'Make the UFOs sound like they're from outer space, mkay?'
The grid-like layout of the player’s opponents is said to have been inspired by the wall in Breakout.
Nishikado would later claim that “the programming, the concepts, the characters, the graphics, the production, the hardware - I took care of all of it on my own”, though he admits the sound design was handled by a colleague. “The actual audio source was developed by someone else, but I did request that the sound of the approaching invaders be a deep sound like a beating heart,” he told USA Today. “I also wanted the UFOs to sound like they were from outer space.”
The biggest challenge, however, was the hardware.
“The hardest part was the development of a microcomputer,” Nishikado told Edge magazine a few years ago. “Microcomputers were hardly used at that time in Japan, so we had to create one from scratch. I could almost say developing the microcomputer was harder than developing the game itself. These days, we have personal computers to rely on, but there was no programming environment back then. So I had to create everything by myself. I created a development device, wrote a part of the game that runs on it, and then created more devices along the way.”
Nishikado built his board around Intel’s 8-bit 8080 processor.
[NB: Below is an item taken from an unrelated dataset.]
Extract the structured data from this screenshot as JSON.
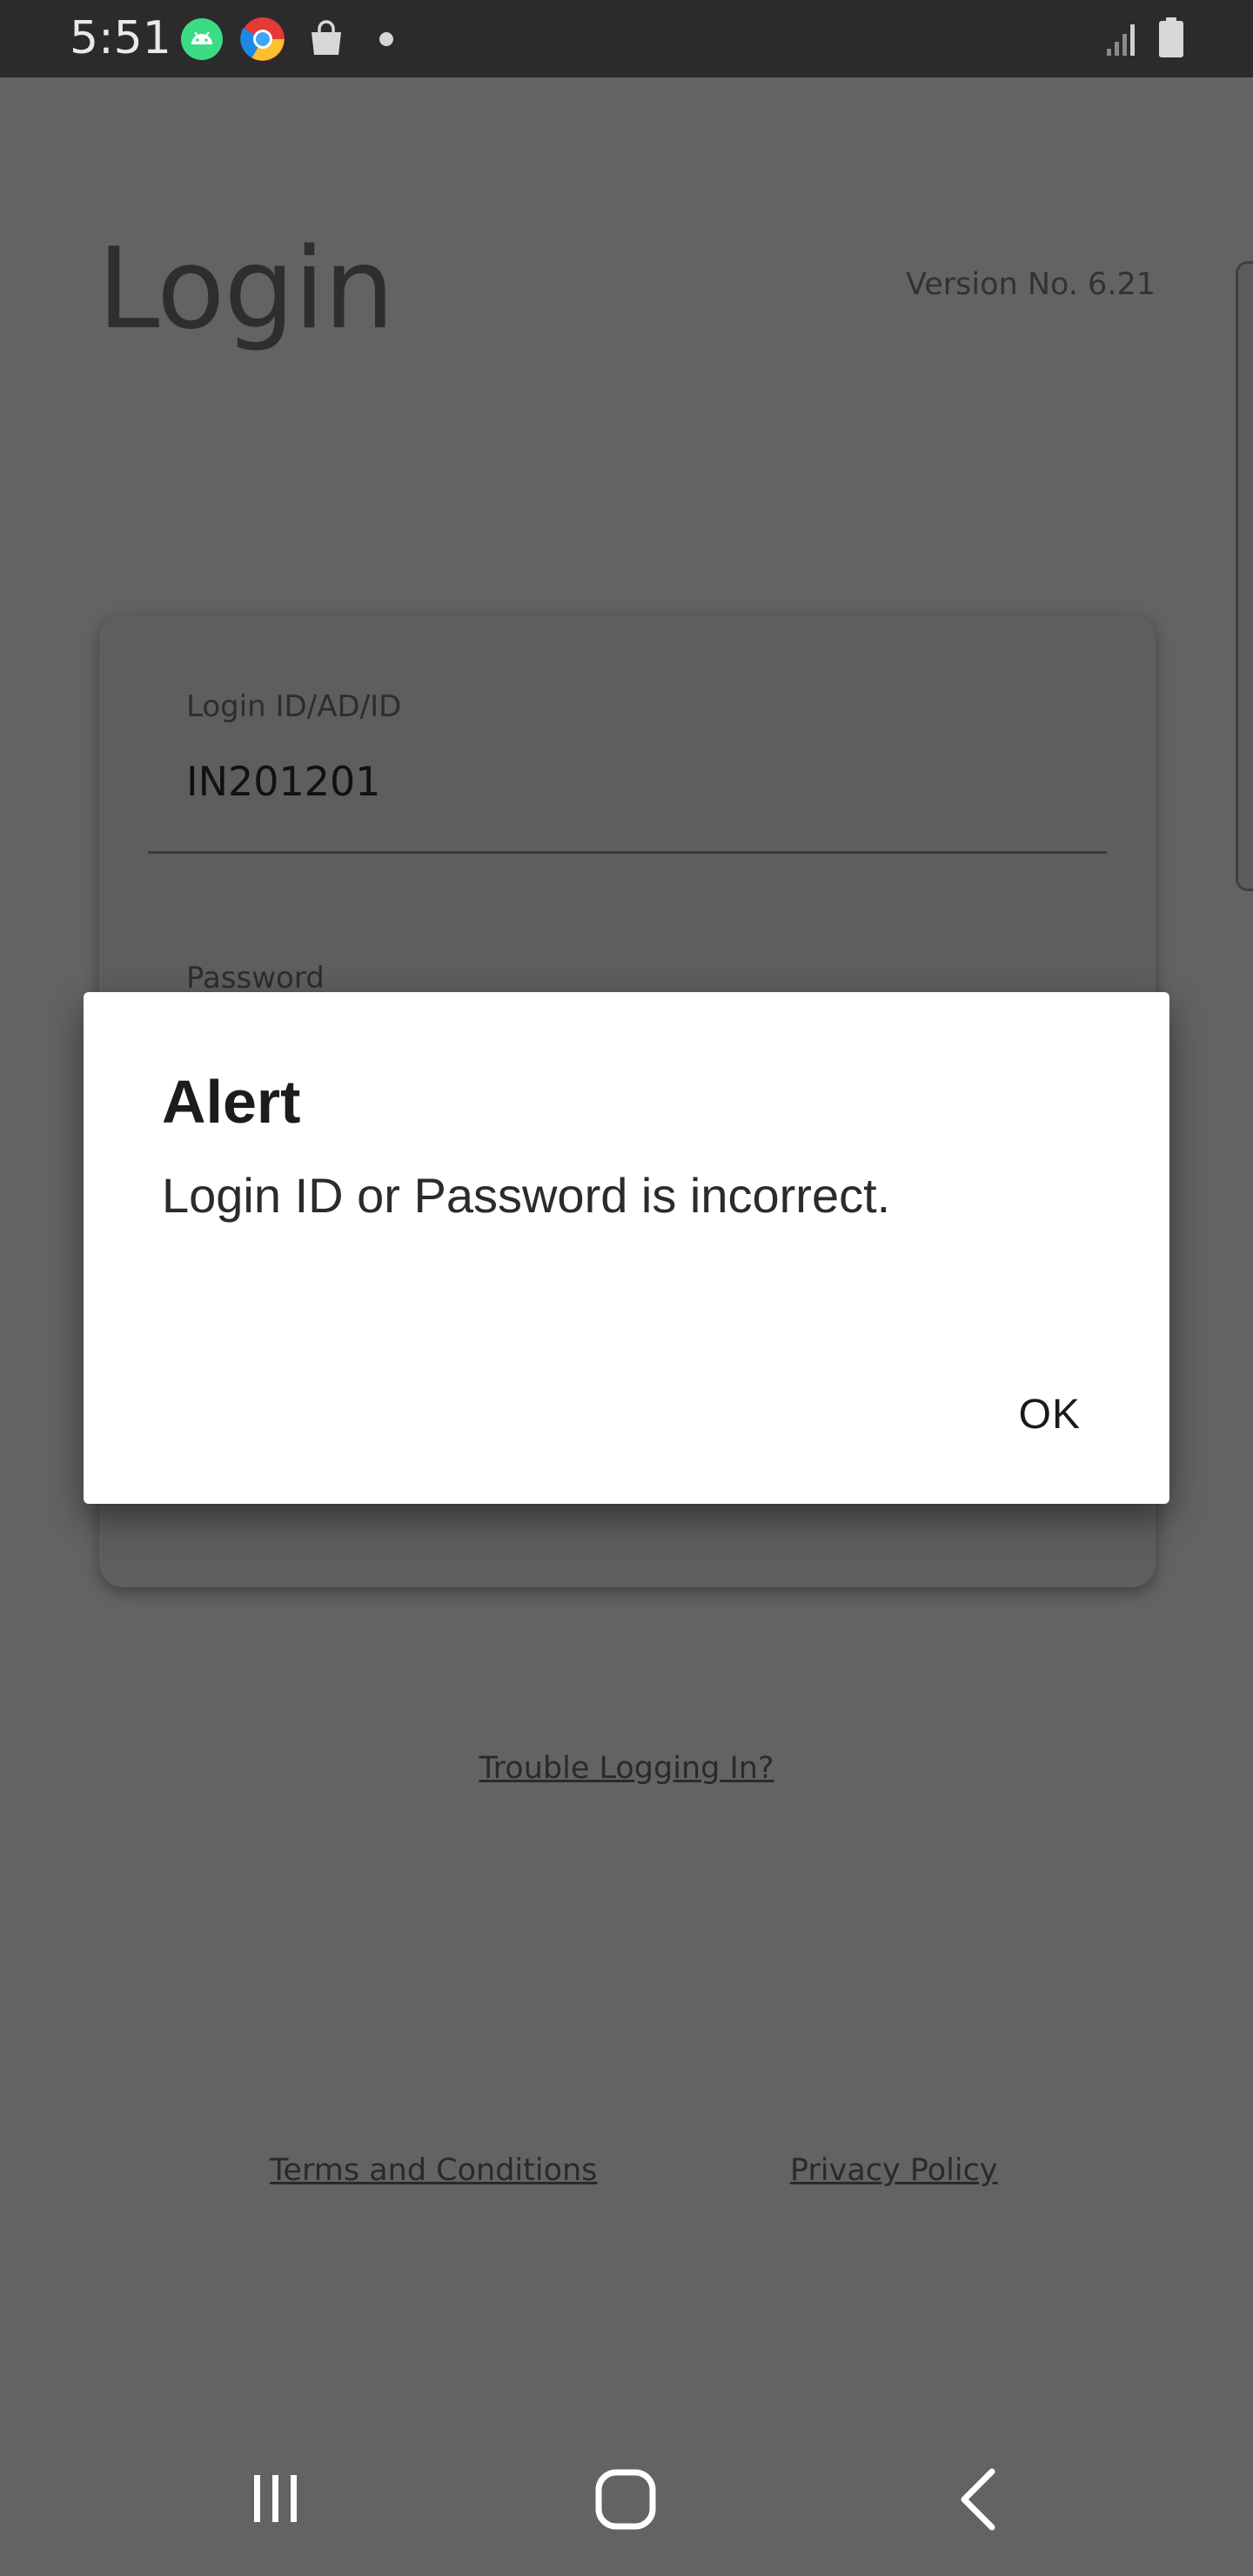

All of his previous games were powered by discrete logic chips, rather than a central processing unit, however freelance engineer Dave Nutting used the 8080 in his 1976 remake of Nishikado's Western Gun for the game's US licensee Midway. Nishikado was impressed with the performance boost the microprocessor gave the game.
“As a game, I thought [Taito's] version of Western Gun was more fun," the Japanese engineer later said. “But just from using a microprocessor, the walking animation became much smoother and prettier in Midway's version.”
Still, the 8080 lacked the grunt to manipulate colour graphics, but that low horsepower serendipitously helped define the tempo of the game. Each invader zapped meant one less sprite to track and animate, reducing the processing overhead and thus speeding up the animation. The upshot: a stately shuffling of aliens who increase their pace until a single monster is left racing left and right across the screen.
The bass "heartbeat" of the invaders’ movement was generated by a mix of analogue amplification and the output from a Texas Instruments SN76477 sound chip. With the sound tied to the step-by-step movement of aliens across the screen, quicker steps meant more rapid bursts of sound. What else could the player’s own pulse do but race with it?
Calling all arcade owners: Taito promotes Space Invaders
That hypnotic, ever increasing beat explains the game’s draw and its success. All early arcade games challenged players to try again for a higher score, but Space Invaders was particularly good at stimulating the gamer’s adrenaline response.
No wonder Japanese kids couldn’t stop themselves stuffing ¥100 coin after ¥100 coin into Taito’s machines, which began to appear in cafes and arcades in the late spring and early summer of 1978. The much-reported story that the Space Invaders craze led to a national shortage of 100-yen pieces might be nothing more than an urban myth - or the invention of a canny Taito PR operative - it nonetheless demonstrates the popularity of Nishikado’s game.